Special Photo Greater Atlanta Christian School Senior High Principal Scott Harsh, left, and GAC Project Manager Brett Harte stand on a 48-acre plot of land where the Central Africa School of Excellence will be built.
NORCROSS -- Greater Atlanta Christian School has plans for a sister school in Central Africa. An administrator with the senior high school recently returned from a trip to discuss the facility's future.
The tuition-driven private school will serve Rwandan children in grades 7-12 and could open within the next several years, said Scott Harsh, senior high school principal at Greater Atlanta Christian School. But it will, in effect, serve students of the local school as well.
"We see a great benefit," Harsh said. "One strategic goal is to provide students with a global education and outlook. We will be exchanging ideas and courses."
Exchange programs for students and teachers who live in the Atlanta area or elsewhere also will be available through the partnership.
Tentatively named Central Africa School of Excellence, Harsh said establishing the school has been an interest among administrators and board members for a long time.
Because of a personal connection with the school, Rwanda's president visited Greater Atlanta Christian School three years ago. Harsh said President Paul Kagame "made the remark that he wanted a school similar to ours in Rwanda."
For the past four years, GAC has been working with the president to help create the facility. In March 2012, the president and the Rwandan government formally endorsed GAC's proposal for the co-ed day and boarding Christian School.
Harsh said the president gave the school a 48-acre tract of land in the city of Kigali: "A prime location."
On the recent trip to Rwanda, Harsh went to set up a nonprofit organization in Rwanda to receive the land. "We're in the final stages of making those preparations," he said.
The structure of the school will replicate GAC's American college-preparatory Christian educational model, "designed to prepare future Central/East African leaders."
The curriculum will be a modified American education model, aimed at preparing students for success in world universities -- in the United States and elsewhere.

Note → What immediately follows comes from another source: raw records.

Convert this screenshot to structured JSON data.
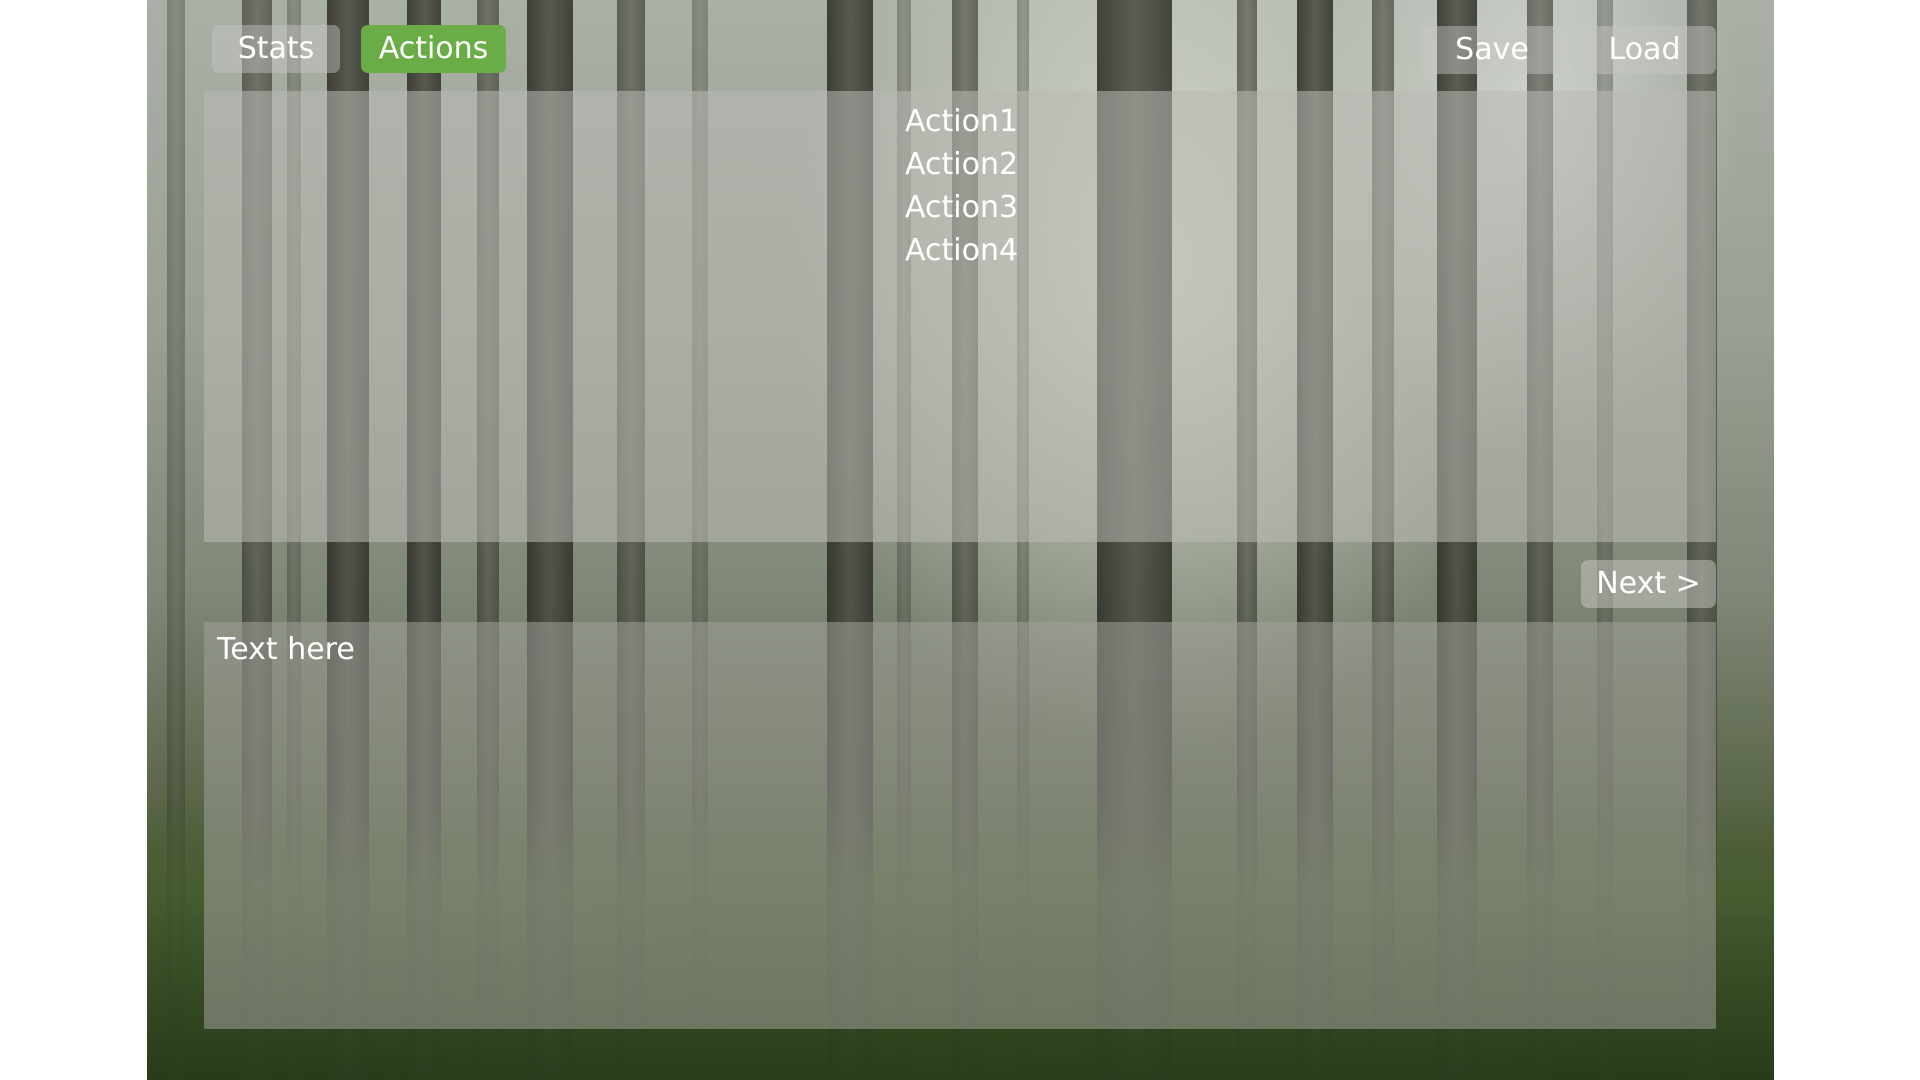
{
  "top_bar": {
    "stats_label": "Stats",
    "actions_label": "Actions",
    "save_label": "Save",
    "load_label": "Load"
  },
  "actions": {
    "items": [
      "Action1",
      "Action2",
      "Action3",
      "Action4"
    ]
  },
  "controls": {
    "next_label": "Next >"
  },
  "text_panel": {
    "content": "Text here"
  },
  "colors": {
    "active_tab": "#6aad46",
    "text": "#ffffff"
  },
  "background": {
    "scene": "misty-forest"
  }
}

Harsh said that it's an exciting time for GAC: "This is an opportunity for students in Rwanda that would not otherwise be provided. It can change the landscape for future generations."